◆ Task item:
If a line of the material contains "Mohamed", copy it.

◆ Information shown:
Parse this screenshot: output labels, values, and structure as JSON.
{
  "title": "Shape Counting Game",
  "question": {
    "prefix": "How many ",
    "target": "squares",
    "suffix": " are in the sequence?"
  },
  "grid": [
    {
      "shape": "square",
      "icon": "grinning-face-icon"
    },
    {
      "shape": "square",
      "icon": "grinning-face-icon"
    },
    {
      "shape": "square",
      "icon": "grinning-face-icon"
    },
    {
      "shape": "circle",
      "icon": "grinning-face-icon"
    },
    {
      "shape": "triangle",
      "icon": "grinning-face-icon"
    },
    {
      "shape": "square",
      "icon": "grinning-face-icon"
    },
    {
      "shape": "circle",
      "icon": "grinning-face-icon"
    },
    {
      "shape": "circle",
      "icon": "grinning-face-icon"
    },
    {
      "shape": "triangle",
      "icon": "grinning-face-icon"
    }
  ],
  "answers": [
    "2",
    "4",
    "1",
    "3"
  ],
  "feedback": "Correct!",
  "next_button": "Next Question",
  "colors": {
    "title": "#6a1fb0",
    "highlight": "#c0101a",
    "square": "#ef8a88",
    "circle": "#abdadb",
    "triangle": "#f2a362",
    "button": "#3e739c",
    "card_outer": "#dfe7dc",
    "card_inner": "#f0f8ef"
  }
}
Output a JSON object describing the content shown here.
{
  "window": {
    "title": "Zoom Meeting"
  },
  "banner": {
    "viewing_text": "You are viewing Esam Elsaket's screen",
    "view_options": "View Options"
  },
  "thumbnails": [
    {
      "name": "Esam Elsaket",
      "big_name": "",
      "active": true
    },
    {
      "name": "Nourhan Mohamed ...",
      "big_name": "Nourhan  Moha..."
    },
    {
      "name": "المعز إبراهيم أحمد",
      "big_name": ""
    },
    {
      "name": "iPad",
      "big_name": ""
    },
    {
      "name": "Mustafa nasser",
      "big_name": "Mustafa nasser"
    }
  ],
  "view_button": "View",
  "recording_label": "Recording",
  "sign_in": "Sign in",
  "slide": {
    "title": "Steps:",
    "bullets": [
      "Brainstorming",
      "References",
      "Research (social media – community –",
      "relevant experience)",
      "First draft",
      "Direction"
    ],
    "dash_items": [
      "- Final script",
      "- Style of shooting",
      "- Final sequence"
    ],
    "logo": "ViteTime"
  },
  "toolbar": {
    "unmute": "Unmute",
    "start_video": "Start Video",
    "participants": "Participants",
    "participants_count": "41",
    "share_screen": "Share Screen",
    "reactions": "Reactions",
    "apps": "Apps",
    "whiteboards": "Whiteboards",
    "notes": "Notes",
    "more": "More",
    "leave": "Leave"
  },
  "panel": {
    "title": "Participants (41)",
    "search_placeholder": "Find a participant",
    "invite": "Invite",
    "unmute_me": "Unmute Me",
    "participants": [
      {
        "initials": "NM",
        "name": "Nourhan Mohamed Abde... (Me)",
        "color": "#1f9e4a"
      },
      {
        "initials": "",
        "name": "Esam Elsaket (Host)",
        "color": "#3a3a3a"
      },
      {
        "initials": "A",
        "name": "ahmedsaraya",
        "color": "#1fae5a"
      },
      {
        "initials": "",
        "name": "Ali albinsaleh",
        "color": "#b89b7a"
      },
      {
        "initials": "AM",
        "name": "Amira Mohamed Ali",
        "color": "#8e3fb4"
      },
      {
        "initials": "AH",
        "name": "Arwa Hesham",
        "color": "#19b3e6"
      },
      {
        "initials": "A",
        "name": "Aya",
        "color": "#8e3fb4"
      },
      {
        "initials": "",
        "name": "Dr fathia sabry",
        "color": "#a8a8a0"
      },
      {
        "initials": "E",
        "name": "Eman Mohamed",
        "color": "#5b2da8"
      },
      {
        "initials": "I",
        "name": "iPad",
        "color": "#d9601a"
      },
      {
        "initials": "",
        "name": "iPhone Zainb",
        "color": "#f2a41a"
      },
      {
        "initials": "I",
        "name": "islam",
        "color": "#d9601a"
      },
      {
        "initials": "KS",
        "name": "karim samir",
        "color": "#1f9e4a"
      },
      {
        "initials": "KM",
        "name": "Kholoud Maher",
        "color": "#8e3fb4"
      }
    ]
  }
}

◆ Response below:
      "name": "Nourhan Mohamed ...",
        "name": "Nourhan Mohamed Abde... (Me)",
        "name": "Amira Mohamed Ali",
        "name": "Eman Mohamed",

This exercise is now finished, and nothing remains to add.